▶ **Exercise description**: Show each line from the records below in which the word "name" occurs.

▶ **Material provided**:
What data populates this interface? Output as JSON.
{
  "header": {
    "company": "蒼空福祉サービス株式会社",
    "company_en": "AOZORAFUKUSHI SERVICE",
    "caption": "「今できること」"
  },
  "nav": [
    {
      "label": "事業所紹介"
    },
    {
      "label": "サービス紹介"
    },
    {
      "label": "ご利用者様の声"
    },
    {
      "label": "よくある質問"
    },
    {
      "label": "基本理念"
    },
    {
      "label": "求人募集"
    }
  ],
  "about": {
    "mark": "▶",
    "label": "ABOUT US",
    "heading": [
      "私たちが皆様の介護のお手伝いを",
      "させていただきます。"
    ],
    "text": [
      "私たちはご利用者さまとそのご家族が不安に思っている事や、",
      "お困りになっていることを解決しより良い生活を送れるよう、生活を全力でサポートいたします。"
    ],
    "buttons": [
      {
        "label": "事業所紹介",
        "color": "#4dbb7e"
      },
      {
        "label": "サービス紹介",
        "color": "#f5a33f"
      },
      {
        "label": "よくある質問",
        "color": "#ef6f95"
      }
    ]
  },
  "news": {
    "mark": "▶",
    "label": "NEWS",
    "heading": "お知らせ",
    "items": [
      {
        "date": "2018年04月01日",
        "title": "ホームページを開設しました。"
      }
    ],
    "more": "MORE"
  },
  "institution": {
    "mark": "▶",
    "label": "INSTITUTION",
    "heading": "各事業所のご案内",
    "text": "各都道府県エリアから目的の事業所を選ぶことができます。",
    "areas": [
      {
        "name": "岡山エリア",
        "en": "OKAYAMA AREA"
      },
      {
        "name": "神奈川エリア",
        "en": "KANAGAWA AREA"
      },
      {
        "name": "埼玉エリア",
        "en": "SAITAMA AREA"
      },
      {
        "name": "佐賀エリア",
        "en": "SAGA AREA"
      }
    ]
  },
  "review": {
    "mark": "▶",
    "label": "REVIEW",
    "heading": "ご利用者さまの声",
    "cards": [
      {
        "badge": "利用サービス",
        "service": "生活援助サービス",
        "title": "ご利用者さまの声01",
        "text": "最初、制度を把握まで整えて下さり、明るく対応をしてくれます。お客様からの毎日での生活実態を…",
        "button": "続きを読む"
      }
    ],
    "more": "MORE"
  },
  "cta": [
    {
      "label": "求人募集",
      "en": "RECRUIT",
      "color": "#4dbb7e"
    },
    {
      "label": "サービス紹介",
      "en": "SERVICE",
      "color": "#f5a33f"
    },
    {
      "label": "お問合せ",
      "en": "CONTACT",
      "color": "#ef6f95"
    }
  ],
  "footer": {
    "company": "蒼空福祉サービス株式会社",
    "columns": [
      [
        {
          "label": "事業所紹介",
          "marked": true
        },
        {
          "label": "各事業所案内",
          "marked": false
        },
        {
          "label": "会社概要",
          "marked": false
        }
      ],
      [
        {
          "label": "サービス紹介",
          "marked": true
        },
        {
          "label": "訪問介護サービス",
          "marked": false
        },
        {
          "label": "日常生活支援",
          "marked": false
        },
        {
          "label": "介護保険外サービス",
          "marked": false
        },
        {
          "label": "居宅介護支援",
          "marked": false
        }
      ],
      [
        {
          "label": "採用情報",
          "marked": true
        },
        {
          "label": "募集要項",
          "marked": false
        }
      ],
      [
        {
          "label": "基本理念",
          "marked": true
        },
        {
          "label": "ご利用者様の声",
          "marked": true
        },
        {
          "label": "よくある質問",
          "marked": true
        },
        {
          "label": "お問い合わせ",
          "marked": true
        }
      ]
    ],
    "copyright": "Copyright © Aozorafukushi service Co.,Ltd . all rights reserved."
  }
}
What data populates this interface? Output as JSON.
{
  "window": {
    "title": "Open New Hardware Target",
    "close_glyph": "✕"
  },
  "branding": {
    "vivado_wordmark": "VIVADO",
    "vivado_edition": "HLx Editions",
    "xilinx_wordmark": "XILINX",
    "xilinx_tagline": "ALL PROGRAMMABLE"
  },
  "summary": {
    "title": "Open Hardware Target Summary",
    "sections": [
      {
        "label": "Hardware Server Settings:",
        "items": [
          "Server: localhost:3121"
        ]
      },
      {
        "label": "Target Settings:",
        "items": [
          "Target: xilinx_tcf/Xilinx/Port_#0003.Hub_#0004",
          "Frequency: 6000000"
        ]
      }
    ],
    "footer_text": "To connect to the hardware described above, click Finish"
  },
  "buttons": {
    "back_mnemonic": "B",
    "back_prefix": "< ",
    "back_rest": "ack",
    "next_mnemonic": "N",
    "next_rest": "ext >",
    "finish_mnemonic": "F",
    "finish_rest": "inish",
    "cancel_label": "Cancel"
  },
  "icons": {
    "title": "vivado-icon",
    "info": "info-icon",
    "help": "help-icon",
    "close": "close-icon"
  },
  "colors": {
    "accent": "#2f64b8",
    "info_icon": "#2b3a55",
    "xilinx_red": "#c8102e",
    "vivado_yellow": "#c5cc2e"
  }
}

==

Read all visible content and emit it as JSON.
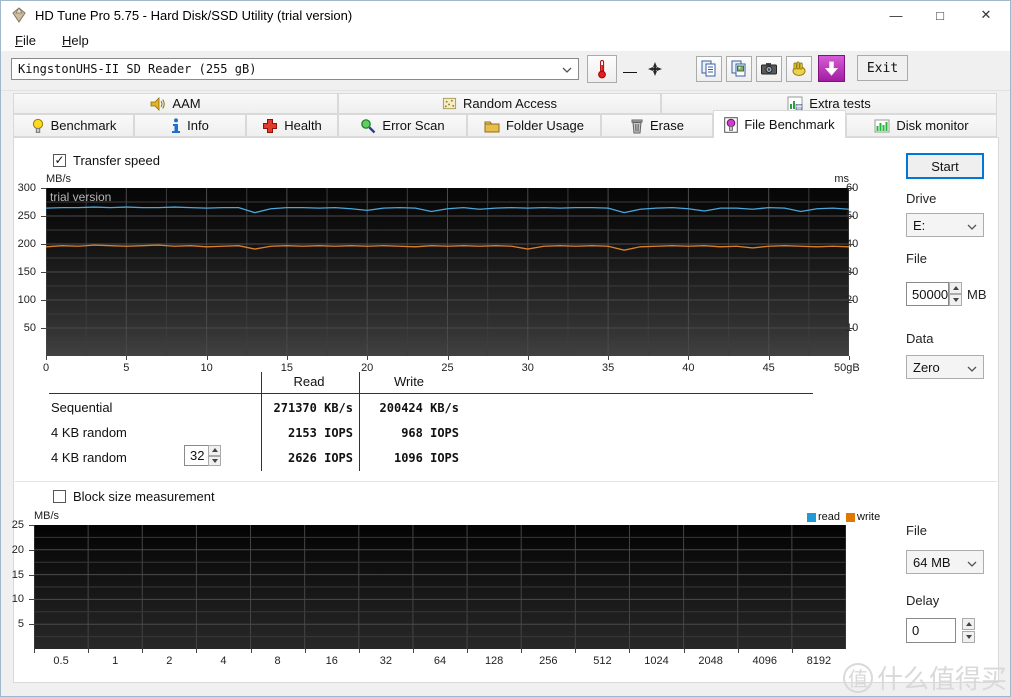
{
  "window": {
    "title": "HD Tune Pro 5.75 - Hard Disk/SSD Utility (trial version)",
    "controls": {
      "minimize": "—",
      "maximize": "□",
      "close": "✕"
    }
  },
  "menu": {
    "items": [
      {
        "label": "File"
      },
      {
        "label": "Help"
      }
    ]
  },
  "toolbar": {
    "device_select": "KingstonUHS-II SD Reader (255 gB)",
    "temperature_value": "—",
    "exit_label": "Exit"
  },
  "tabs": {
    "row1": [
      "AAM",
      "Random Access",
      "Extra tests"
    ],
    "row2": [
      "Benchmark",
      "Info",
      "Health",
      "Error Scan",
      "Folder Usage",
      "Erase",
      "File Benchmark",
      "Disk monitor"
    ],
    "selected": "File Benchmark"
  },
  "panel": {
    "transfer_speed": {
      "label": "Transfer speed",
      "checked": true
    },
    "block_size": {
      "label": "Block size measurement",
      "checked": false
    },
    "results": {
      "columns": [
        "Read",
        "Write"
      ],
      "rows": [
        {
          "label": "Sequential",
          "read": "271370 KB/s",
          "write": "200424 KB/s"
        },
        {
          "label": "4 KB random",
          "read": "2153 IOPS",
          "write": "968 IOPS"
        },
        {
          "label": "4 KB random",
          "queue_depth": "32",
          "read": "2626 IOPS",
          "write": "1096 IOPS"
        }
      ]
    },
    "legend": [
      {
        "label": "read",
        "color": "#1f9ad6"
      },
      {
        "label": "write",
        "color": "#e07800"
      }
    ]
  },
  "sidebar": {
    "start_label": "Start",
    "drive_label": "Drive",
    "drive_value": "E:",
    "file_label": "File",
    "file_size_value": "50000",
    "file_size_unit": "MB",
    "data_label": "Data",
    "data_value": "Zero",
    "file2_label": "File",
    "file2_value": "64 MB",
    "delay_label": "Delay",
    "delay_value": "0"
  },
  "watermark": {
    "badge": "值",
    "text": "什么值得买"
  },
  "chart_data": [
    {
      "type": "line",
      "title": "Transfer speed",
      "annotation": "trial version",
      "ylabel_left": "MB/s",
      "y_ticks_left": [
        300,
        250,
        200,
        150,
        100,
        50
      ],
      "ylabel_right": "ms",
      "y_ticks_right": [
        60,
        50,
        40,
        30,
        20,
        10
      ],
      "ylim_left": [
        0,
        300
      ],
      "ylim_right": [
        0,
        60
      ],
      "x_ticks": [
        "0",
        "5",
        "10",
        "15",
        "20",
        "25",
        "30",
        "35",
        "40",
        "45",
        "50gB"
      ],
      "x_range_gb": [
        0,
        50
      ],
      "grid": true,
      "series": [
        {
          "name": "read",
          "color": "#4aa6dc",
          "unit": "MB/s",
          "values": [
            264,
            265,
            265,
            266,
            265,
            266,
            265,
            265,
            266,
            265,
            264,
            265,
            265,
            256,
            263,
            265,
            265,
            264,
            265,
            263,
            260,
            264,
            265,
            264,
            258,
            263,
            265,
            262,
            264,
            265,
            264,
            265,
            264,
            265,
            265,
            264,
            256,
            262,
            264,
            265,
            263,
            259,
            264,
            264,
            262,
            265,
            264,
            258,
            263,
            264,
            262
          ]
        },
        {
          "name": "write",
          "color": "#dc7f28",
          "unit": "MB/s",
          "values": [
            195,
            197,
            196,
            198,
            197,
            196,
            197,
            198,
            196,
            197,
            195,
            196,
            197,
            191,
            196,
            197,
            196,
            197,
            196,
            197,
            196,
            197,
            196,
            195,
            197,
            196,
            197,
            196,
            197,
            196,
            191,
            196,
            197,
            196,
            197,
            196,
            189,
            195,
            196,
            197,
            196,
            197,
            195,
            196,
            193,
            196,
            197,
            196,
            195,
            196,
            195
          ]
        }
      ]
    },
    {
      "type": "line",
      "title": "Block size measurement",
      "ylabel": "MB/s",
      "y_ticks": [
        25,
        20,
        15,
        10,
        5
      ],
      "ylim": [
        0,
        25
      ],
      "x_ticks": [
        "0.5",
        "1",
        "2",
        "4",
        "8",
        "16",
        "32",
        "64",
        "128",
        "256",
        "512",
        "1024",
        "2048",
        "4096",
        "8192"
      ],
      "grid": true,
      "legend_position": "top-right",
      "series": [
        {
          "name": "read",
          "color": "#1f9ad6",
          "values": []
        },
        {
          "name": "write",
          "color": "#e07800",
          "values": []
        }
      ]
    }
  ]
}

▶ **Response**:
        "name": "岡山エリア",
        "name": "神奈川エリア",
        "name": "埼玉エリア",
        "name": "佐賀エリア",
          "name": "read",
          "name": "write",
          "name": "read",
          "name": "write",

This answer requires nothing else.